3) Have you ever looked, really looked at your business and your work within it and, most important, what you could do to their advantage? Have you then drawn up an action agenda on what should be done… and your own role in the doing?

4) Do you have in place a plan for your work advancement? In other words, if you truly “hate” your work, have you considered how to use it as a stepping stone? Do you know the next step(s) beyond your current situation, what the requirements are, whether there will soon be openings (or not) and what you will do to snag one for yourself? In short, have you studied the crucial matter of your advancement with the care and meticulous methods of a scientist?
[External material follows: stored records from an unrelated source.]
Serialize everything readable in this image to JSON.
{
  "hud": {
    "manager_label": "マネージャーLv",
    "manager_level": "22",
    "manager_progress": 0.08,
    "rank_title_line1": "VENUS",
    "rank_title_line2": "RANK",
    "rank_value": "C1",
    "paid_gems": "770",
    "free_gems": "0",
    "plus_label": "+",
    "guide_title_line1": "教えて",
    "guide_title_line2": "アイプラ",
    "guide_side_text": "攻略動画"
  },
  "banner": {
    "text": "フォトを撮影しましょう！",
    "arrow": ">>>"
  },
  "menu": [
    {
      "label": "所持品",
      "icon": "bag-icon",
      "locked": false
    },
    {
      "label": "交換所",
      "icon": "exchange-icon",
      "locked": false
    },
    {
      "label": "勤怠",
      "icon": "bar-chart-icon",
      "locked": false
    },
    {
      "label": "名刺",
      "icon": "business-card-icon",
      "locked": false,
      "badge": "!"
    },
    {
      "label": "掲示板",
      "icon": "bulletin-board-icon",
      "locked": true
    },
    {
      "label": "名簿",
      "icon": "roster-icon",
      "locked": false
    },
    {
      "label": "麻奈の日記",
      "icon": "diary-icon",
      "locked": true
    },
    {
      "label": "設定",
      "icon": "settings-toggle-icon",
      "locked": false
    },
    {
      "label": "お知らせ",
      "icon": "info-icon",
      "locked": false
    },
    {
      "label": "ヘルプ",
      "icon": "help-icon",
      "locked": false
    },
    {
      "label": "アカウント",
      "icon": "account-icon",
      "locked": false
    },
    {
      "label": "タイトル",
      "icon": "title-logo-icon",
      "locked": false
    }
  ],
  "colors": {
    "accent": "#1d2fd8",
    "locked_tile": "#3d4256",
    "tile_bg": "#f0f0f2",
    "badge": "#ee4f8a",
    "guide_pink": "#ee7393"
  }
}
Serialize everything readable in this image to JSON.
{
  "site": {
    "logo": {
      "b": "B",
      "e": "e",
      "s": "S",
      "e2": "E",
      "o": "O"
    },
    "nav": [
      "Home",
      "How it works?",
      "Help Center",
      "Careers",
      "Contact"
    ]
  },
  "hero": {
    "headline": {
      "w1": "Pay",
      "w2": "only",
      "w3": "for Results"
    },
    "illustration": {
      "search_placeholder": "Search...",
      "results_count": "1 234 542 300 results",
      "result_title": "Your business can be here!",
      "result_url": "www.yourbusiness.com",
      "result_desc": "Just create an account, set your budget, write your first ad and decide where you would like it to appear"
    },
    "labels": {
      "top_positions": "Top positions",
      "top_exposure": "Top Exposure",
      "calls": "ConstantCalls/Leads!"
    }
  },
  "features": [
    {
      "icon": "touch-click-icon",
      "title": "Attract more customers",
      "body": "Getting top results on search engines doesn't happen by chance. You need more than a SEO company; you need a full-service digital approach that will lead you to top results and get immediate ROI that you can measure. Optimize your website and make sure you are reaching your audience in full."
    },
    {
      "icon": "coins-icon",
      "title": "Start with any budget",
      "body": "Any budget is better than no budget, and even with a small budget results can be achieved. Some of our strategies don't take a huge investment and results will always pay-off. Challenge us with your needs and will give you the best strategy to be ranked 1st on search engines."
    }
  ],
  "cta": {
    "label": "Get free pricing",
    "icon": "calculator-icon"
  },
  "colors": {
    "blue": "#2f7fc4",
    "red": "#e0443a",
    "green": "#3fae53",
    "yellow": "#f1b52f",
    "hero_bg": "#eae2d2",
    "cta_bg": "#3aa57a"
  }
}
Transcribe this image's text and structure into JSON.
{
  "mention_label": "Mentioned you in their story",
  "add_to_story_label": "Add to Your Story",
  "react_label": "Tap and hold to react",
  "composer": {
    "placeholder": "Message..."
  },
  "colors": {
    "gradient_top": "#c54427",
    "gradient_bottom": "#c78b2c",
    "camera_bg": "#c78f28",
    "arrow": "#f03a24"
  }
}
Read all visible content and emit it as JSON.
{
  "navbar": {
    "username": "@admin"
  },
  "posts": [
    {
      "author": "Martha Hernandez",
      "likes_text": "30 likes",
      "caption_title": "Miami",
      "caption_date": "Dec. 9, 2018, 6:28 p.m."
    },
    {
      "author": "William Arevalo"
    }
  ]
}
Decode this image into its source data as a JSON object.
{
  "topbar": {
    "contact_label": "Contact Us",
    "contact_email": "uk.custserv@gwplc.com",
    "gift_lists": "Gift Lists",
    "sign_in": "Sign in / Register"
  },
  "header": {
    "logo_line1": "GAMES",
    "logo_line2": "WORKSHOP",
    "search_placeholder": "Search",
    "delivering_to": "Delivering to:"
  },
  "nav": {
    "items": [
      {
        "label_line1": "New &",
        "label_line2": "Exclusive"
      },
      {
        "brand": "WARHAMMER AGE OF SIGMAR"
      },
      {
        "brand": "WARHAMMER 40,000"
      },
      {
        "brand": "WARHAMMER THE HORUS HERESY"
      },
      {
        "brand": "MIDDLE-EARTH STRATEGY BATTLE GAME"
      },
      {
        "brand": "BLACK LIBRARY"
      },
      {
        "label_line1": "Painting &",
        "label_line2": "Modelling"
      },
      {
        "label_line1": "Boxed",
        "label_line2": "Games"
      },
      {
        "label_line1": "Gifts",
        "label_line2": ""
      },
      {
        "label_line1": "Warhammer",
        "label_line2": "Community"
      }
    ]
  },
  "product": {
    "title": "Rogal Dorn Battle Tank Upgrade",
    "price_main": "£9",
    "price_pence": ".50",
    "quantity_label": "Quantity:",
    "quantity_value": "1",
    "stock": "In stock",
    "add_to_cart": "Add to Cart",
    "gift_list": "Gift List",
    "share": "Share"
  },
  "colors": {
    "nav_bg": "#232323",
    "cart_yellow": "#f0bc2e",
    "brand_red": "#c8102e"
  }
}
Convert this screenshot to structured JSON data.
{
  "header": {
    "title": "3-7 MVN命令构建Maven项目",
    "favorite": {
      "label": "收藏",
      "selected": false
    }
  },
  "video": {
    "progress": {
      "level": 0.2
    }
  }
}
5) Just when do you plan to begin your advance? The correct answer better be “today” because any other answer makes clear you aren’t serious… if you were you’d never wait to escape the work you say you detest.

Oh, yes, one more thing: did you do any of this with a song in your heart for this is not only the best way to advance… but the only way.

Just ask 89 year old Oscar Epstein, the Commonwealth of Massachusettts’ oldest employee. For going on 64 years, he has worked for the Department of Transportation’s Highway Division.

In a recent story in “The Boston Globe” reporter Eric Moskowitz caught Epstein’s secret. He “enjoys his work so much his co-workers sometimes catch him humming”. In short, he is a happy man, content with himself, his work, his colleagues and the people they are all working to assist. No wonder he hums… for this is a man with a song in his heart… and now you know why you need to find your song and belt it out:

“Can I help but rejoice/ that a song such as ours came to be?/ But I always knew/ I would live life through/ with a song in my heart for you/”

Make sure you sing it at work today. It will make all the difference in the world.

About the Author

Harvard-educated Dr. Jeffrey Lant is CEO of Worldprofit, Inc., providing a wide range of online services for small and-home based businesses. Services include home business training, affiliate marketing training, earn-at-home programs, traffic tools, advertising, webcasting, hosting, design, WordPress Blogs and more. Find out why Worldprofit is considered the # 1 online Home Business Training program by getting a free Associate Membership today at http://www.Worldprofit.com


This author has published 72 articles so far. More info about the author is coming soon.

Warning: count(): Parameter must be an array or an object that implements Countable in /home2/writerssecrets/domains/writerssecrets.com/public_html/vault/wp-includes/class-wp-comment-query.php on line 399

Leave a Reply

You must be logged in to post a comment.